Denver demands justice for family of Elias Armstrong
Denver, CO – On Thursday March 23, over a dozen activists and members of the community gathered in the morning outside of the district attorney’s office to demand justice for Elias Armstrong and his family.
On February 5, a white vigilante tracked Elias’ stolen car from the affluent Central Park neighborhood on the eastern edge of the city to a small, working-class community on the opposite side of town. Security footage shows that 12-year-old Elias Armstrong was standing in plain view next to the vehicle when the vigilante located it. With full knowledge that his actions put children at risk, the man drew his weapon and ran at full speed toward the stolen car. Elias Armstrong jumped into the driver seat to try and drive to safety, but the vigilante fired his gun over a dozen times into the car full of kids. Two other minors in the vehicle with Elias suffered gunshot wounds but survived the attack. Armstrong died in the car two blocks from where he was shot.
Denver District Attorney Beth McCann has refused to press charges against the man who murdered Elias Armstrong over a car. She refuses to release 911 tapes or any audio of the encounter and she even refuses to provide the name of the vigilante so that the Armstrong family could pursue a civil lawsuit. It was announced at this event that the family believes they have learned the identity of the gunman and have officially pressed charges. Beth McCann has sent her message loud and clear: She’s not interested in justice for the Armstrong family. Like so many before her, Denver’s top law enforcement officer has announced that white property is more valuable than Black lives.
The Armstrong family has a long, multi-generational history with racist violence, often at the hands of police. Elias’ older brother, Torrence, was killed by Westminster police just a few months prior to Elias. Elias’ father, Thomas, is still seeking justice for an incident in 2005 in which Denver PD left him in a coma after a vicious beating and torture. Naturally, many members of the family believe that they have been specifically targeted for violence by Denver police and those acting on their behalf. “If you want to become a serial killer, become a Denver police officer because you’ll get away with it every time,” said Thomas Armstrong.
The Denver-Aurora Community Action Committee, an organization that fights against racist and political repression in Denver and its largest suburb, have noticed a pattern of DA McCann denying justice to the victims of racist violence. This is especially true in the case of racist police violence such as the mass shooting committed by Denver PD last July which injured seven. Beth McCann was quick to press charges on one of the victims in that shooting, 21-year-old Jordan Waddy, but passed the buck to a grand jury to decide the fate of the three officers who recklessly shot into a crowd. Only one of those officers has been charged.

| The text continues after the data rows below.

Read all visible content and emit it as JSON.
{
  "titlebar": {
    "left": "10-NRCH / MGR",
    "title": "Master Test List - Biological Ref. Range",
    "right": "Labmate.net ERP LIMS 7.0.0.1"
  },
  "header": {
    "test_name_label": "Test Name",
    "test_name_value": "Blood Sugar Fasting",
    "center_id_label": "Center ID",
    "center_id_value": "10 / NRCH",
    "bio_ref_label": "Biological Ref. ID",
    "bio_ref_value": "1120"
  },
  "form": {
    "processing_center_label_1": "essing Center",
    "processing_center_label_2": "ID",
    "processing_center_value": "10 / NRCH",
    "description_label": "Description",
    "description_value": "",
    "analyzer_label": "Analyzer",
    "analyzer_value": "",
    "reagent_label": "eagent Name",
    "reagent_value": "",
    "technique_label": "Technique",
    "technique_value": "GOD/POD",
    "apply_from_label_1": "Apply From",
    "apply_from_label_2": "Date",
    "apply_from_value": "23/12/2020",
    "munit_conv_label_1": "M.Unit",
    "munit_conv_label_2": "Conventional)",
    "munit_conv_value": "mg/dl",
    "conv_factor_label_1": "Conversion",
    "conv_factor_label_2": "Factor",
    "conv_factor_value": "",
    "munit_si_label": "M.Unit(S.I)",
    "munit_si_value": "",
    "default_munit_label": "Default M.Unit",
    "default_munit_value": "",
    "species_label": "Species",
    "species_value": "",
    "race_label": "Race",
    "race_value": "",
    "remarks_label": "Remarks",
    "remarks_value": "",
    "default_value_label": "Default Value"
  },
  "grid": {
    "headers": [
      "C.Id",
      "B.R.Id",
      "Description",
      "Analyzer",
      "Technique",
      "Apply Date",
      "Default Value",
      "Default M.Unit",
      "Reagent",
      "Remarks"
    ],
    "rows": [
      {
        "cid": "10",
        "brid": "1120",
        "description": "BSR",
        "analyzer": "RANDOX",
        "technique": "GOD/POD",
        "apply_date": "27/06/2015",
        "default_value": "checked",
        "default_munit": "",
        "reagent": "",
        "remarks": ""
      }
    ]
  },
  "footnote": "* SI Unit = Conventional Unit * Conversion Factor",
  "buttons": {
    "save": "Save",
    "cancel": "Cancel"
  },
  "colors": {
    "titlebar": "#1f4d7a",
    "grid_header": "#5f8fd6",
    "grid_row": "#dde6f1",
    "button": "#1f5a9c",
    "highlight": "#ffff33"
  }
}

Belinda Wray’s son, Mark Wray Jr., was killed by an Denver Regional Transit District bus under a number of suspicious circumstances but DA McCann closed the case only 45 minutes after Mark’s death. Wray told the crowd, “My son deserves the truth! This city deserves the truth! I’m not scared and I’m gonna take this to the end!” The DA’s repeated attempts to push cases under the rug and deny justice to families of horrible crimes prompted some demonstrators to carry signs referring to her as “Cover-up McCann.”
The Armstrong family is demanding that District Attorney McCann confirm the identity of the dangerous man who killed their son, the 911 calls associated with the incident, all video footage and audio associated with the incident, and a full, independent investigation into the events of that evening. They want murder charges as well as several state and federal weapons charges pressed against the vigilante. They also want legislators to pass a law, which they would like to be called “Elias’ Law,” which forbids people from taking matters into their own hands when attempting to recover stolen vehicles. In the case of 16-year-old Torrence Armstrong, the family demands bodycam footage of the incident which has still not been released. Finally, the family demands the creation of a Civilian Police Accountability Council which would provide communities with genuine, democratic control over how they are policed.